- What is expected: The records appear below. Copy each one exactly.

[Stored items]
────────
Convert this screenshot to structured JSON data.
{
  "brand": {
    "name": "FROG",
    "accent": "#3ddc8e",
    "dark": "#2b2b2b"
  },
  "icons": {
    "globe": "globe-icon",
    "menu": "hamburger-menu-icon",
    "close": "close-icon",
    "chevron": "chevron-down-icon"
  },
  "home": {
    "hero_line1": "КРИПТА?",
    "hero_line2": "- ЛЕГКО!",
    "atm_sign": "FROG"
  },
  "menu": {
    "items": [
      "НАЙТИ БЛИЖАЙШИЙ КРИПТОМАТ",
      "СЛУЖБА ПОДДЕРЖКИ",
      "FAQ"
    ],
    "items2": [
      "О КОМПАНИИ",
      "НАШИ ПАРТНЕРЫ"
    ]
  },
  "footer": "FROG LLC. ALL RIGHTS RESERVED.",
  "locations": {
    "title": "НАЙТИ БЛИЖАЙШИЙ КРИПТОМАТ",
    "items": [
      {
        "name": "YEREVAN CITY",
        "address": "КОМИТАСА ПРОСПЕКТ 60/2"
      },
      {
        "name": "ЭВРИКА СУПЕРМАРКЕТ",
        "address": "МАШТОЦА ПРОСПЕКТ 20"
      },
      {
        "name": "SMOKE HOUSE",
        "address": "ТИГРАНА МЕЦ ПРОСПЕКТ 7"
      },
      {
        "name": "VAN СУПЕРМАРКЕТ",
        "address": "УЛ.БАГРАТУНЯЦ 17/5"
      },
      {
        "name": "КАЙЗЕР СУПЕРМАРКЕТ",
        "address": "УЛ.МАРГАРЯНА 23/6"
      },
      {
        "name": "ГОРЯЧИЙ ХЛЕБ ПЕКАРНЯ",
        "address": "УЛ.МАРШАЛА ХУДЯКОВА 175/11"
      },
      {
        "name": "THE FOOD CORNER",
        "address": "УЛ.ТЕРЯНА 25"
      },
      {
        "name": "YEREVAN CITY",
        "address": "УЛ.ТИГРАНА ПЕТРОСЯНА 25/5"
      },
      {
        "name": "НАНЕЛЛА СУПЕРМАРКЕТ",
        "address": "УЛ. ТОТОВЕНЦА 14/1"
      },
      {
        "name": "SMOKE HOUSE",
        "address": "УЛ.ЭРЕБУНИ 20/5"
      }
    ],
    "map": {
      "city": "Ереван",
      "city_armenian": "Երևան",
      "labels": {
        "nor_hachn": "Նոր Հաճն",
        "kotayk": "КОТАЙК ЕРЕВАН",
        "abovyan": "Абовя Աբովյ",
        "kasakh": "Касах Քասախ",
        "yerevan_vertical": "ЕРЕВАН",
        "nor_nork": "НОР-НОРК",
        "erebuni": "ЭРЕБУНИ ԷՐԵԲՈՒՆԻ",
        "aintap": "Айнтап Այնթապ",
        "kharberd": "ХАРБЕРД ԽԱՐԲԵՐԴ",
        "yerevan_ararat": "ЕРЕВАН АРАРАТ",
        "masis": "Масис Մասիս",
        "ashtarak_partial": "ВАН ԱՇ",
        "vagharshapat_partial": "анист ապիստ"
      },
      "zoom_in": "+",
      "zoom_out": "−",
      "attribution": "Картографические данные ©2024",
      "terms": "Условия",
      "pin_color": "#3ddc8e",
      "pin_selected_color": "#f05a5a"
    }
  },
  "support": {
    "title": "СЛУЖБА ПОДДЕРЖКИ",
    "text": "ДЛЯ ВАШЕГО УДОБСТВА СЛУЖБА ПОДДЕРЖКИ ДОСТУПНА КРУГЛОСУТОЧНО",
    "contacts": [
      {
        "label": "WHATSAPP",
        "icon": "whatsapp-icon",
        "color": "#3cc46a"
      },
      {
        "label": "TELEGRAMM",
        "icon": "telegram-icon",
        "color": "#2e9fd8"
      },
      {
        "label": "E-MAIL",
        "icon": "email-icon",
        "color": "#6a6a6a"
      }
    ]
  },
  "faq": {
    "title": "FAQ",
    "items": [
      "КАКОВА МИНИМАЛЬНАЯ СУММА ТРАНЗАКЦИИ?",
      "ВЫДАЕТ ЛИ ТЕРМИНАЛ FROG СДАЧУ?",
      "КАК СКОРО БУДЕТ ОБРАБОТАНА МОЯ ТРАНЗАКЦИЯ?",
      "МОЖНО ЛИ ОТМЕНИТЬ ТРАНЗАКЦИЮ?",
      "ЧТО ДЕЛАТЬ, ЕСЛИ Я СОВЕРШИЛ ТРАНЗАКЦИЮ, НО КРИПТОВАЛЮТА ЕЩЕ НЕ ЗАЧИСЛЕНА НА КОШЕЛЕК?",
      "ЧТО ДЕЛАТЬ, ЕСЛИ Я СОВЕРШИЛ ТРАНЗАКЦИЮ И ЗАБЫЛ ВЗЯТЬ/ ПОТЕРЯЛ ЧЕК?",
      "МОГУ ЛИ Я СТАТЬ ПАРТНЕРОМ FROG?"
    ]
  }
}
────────
- Answer below:
Convert this screenshot to structured JSON data.
{
  "brand": {
    "name": "FROG",
    "accent": "#3ddc8e",
    "dark": "#2b2b2b"
  },
  "icons": {
    "globe": "globe-icon",
    "menu": "hamburger-menu-icon",
    "close": "close-icon",
    "chevron": "chevron-down-icon"
  },
  "home": {
    "hero_line1": "КРИПТА?",
    "hero_line2": "- ЛЕГКО!",
    "atm_sign": "FROG"
  },
  "menu": {
    "items": [
      "НАЙТИ БЛИЖАЙШИЙ КРИПТОМАТ",
      "СЛУЖБА ПОДДЕРЖКИ",
      "FAQ"
    ],
    "items2": [
      "О КОМПАНИИ",
      "НАШИ ПАРТНЕРЫ"
    ]
  },
  "footer": "FROG LLC. ALL RIGHTS RESERVED.",
  "locations": {
    "title": "НАЙТИ БЛИЖАЙШИЙ КРИПТОМАТ",
    "items": [
      {
        "name": "YEREVAN CITY",
        "address": "КОМИТАСА ПРОСПЕКТ 60/2"
      },
      {
        "name": "ЭВРИКА СУПЕРМАРКЕТ",
        "address": "МАШТОЦА ПРОСПЕКТ 20"
      },
      {
        "name": "SMOKE HOUSE",
        "address": "ТИГРАНА МЕЦ ПРОСПЕКТ 7"
      },
      {
        "name": "VAN СУПЕРМАРКЕТ",
        "address": "УЛ.БАГРАТУНЯЦ 17/5"
      },
      {
        "name": "КАЙЗЕР СУПЕРМАРКЕТ",
        "address": "УЛ.МАРГАРЯНА 23/6"
      },
      {
        "name": "ГОРЯЧИЙ ХЛЕБ ПЕКАРНЯ",
        "address": "УЛ.МАРШАЛА ХУДЯКОВА 175/11"
      },
      {
        "name": "THE FOOD CORNER",
        "address": "УЛ.ТЕРЯНА 25"
      },
      {
        "name": "YEREVAN CITY",
        "address": "УЛ.ТИГРАНА ПЕТРОСЯНА 25/5"
      },
      {
        "name": "НАНЕЛЛА СУПЕРМАРКЕТ",
        "address": "УЛ. ТОТОВЕНЦА 14/1"
      },
      {
        "name": "SMOKE HOUSE",
        "address": "УЛ.ЭРЕБУНИ 20/5"
      }
    ],
    "map": {
      "city": "Ереван",
      "city_armenian": "Երևան",
      "labels": {
        "nor_hachn": "Նոր Հաճն",
        "kotayk": "КОТАЙК ЕРЕВАН",
        "abovyan": "Абовя Աբովյ",
        "kasakh": "Касах Քասախ",
        "yerevan_vertical": "ЕРЕВАН",
        "nor_nork": "НОР-НОРК",
        "erebuni": "ЭРЕБУНИ ԷՐԵԲՈՒՆԻ",
        "aintap": "Айнтап Այնթապ",
        "kharberd": "ХАРБЕРД ԽԱՐԲԵՐԴ",
        "yerevan_ararat": "ЕРЕВАН АРАРАТ",
        "masis": "Масис Մասիս",
        "ashtarak_partial": "ВАН ԱՇ",
        "vagharshapat_partial": "анист ապիստ"
      },
      "zoom_in": "+",
      "zoom_out": "−",
      "attribution": "Картографические данные ©2024",
      "terms": "Условия",
      "pin_color": "#3ddc8e",
      "pin_selected_color": "#f05a5a"
    }
  },
  "support": {
    "title": "СЛУЖБА ПОДДЕРЖКИ",
    "text": "ДЛЯ ВАШЕГО УДОБСТВА СЛУЖБА ПОДДЕРЖКИ ДОСТУПНА КРУГЛОСУТОЧНО",
    "contacts": [
      {
        "label": "WHATSAPP",
        "icon": "whatsapp-icon",
        "color": "#3cc46a"
      },
      {
        "label": "TELEGRAMM",
        "icon": "telegram-icon",
        "color": "#2e9fd8"
      },
      {
        "label": "E-MAIL",
        "icon": "email-icon",
        "color": "#6a6a6a"
      }
    ]
  },
  "faq": {
    "title": "FAQ",
    "items": [
      "КАКОВА МИНИМАЛЬНАЯ СУММА ТРАНЗАКЦИИ?",
      "ВЫДАЕТ ЛИ ТЕРМИНАЛ FROG СДАЧУ?",
      "КАК СКОРО БУДЕТ ОБРАБОТАНА МОЯ ТРАНЗАКЦИЯ?",
      "МОЖНО ЛИ ОТМЕНИТЬ ТРАНЗАКЦИЮ?",
      "ЧТО ДЕЛАТЬ, ЕСЛИ Я СОВЕРШИЛ ТРАНЗАКЦИЮ, НО КРИПТОВАЛЮТА ЕЩЕ НЕ ЗАЧИСЛЕНА НА КОШЕЛЕК?",
      "ЧТО ДЕЛАТЬ, ЕСЛИ Я СОВЕРШИЛ ТРАНЗАКЦИЮ И ЗАБЫЛ ВЗЯТЬ/ ПОТЕРЯЛ ЧЕК?",
      "МОГУ ЛИ Я СТАТЬ ПАРТНЕРОМ FROG?"
    ]
  }
}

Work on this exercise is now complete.